→ EXTRACTED ENTRIES
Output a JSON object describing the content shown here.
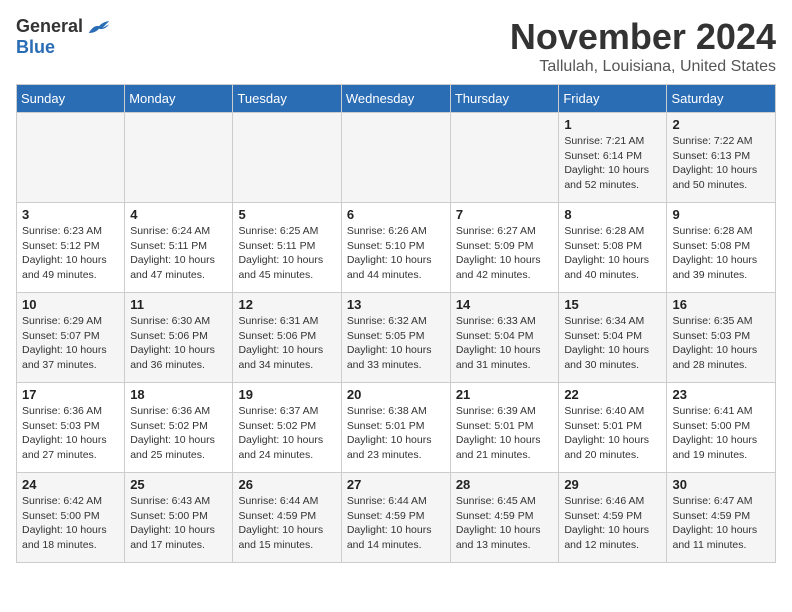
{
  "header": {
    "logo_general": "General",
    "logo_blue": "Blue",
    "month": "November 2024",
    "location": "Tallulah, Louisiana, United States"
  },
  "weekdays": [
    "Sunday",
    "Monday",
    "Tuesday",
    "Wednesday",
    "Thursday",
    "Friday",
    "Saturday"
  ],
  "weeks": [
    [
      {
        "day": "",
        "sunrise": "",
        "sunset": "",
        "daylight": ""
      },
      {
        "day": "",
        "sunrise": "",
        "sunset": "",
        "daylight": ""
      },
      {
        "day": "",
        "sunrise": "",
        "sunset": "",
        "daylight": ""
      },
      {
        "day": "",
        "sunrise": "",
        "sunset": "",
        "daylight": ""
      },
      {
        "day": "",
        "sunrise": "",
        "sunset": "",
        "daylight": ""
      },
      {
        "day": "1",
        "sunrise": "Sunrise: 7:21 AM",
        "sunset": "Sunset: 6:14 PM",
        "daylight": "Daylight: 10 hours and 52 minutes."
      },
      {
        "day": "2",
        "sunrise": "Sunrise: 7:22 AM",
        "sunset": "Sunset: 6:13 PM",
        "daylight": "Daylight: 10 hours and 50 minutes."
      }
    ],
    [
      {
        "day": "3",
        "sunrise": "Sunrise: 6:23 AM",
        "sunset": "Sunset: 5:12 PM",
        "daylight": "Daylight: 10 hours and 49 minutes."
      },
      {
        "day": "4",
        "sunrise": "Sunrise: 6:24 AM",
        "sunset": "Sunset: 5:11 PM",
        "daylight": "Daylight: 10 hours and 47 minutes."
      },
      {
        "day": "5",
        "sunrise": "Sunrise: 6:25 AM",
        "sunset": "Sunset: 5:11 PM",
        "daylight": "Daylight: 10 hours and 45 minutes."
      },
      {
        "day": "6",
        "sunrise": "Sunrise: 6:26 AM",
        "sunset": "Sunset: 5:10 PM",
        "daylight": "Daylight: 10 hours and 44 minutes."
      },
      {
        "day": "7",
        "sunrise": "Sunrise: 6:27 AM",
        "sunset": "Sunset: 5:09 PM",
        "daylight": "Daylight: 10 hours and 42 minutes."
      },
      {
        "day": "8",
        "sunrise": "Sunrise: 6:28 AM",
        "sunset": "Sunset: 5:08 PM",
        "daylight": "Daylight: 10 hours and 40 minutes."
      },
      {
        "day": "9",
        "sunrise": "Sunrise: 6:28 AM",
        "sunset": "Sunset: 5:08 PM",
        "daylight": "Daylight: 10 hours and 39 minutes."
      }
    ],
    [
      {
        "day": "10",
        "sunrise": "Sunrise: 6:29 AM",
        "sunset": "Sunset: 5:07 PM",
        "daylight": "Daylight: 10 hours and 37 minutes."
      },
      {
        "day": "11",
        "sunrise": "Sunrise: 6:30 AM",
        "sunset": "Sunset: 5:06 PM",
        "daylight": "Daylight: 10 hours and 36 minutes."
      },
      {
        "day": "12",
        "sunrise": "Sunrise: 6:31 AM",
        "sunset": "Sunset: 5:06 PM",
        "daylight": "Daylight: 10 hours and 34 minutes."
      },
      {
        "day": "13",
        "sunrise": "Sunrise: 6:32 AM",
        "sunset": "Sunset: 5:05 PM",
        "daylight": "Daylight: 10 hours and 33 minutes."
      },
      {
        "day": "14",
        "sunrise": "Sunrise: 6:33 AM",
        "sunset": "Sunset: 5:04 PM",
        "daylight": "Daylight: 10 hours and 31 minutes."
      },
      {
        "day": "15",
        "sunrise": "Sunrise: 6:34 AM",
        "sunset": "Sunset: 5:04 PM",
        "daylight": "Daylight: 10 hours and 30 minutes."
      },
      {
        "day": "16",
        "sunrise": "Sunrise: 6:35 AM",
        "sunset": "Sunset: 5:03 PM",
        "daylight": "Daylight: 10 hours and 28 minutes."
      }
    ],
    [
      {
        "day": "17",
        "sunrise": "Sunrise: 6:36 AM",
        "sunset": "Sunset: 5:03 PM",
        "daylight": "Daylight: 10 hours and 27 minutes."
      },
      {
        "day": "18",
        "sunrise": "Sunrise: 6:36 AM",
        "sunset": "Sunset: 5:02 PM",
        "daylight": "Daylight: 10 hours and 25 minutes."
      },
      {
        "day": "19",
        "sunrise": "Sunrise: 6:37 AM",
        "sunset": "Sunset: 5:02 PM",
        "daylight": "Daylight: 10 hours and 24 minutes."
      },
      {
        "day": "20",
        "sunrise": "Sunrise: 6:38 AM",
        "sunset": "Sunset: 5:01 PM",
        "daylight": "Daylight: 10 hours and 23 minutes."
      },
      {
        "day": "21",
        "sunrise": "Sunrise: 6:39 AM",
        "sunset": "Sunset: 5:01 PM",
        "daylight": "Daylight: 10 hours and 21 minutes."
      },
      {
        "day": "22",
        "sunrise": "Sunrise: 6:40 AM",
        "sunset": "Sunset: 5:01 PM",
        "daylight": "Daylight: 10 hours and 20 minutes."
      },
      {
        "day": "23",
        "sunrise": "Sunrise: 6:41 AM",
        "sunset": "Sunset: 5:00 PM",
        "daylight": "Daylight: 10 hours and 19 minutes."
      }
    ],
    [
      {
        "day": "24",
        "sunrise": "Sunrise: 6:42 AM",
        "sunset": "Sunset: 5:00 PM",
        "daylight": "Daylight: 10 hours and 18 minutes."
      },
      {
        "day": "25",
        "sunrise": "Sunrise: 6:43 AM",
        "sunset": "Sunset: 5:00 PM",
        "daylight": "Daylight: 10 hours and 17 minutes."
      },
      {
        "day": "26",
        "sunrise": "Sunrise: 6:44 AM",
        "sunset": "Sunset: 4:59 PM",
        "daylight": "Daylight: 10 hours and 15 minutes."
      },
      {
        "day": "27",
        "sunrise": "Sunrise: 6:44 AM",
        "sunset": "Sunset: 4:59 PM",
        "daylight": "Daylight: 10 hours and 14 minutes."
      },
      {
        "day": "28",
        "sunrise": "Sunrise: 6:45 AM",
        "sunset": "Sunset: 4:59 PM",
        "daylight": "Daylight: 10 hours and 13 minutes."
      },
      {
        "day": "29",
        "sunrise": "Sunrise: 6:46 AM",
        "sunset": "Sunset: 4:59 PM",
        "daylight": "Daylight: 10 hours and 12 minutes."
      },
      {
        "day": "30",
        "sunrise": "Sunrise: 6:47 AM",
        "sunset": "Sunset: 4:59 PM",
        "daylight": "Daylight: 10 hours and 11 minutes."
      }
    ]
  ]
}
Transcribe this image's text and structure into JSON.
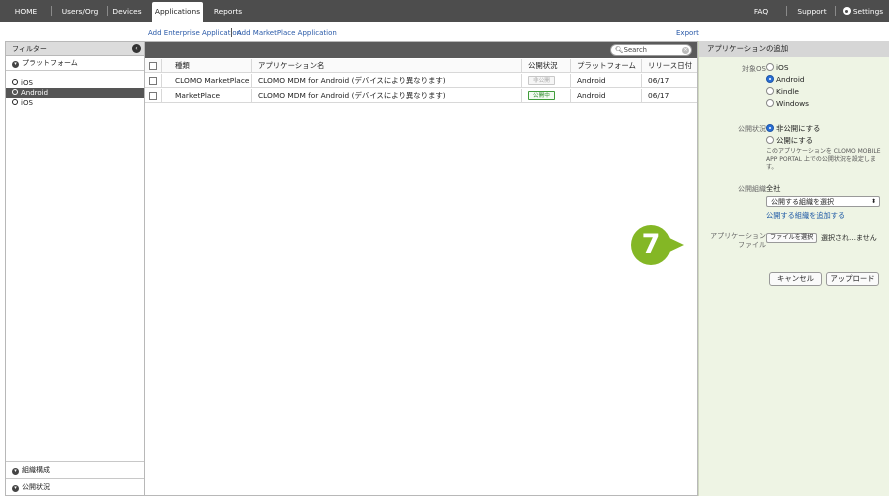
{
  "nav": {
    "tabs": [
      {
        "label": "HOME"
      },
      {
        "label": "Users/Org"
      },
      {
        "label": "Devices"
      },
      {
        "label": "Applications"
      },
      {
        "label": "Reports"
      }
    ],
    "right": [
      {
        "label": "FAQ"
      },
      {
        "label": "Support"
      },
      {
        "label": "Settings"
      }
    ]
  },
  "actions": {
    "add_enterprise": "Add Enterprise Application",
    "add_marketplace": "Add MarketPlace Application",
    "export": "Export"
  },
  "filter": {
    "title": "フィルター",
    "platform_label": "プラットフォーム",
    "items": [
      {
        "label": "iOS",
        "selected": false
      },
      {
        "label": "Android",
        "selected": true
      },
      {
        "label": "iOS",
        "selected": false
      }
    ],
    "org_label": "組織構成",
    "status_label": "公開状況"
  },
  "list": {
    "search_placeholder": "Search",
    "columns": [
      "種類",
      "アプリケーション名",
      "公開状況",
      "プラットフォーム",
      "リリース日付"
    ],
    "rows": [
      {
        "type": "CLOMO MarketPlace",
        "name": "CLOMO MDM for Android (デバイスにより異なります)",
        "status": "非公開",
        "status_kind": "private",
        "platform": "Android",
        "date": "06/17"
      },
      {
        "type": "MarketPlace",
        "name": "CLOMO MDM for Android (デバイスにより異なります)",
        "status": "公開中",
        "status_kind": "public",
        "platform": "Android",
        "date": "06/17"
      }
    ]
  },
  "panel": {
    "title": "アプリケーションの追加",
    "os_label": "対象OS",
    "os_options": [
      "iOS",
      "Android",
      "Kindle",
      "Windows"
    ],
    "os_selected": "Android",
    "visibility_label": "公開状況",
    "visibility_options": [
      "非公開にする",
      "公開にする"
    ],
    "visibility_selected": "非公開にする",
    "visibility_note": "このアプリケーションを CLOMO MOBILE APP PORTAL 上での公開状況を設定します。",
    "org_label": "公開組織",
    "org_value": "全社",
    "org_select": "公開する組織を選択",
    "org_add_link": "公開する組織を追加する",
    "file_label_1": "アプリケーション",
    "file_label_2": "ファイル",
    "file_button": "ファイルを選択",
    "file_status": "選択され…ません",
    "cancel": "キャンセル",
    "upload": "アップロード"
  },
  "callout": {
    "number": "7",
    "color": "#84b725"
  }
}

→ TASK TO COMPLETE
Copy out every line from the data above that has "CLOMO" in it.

→ EXERCISE RESULT
        "type": "CLOMO MarketPlace",
        "name": "CLOMO MDM for Android (デバイスにより異なります)",
        "name": "CLOMO MDM for Android (デバイスにより異なります)",
    "visibility_note": "このアプリケーションを CLOMO MOBILE APP PORTAL 上での公開状況を設定します。",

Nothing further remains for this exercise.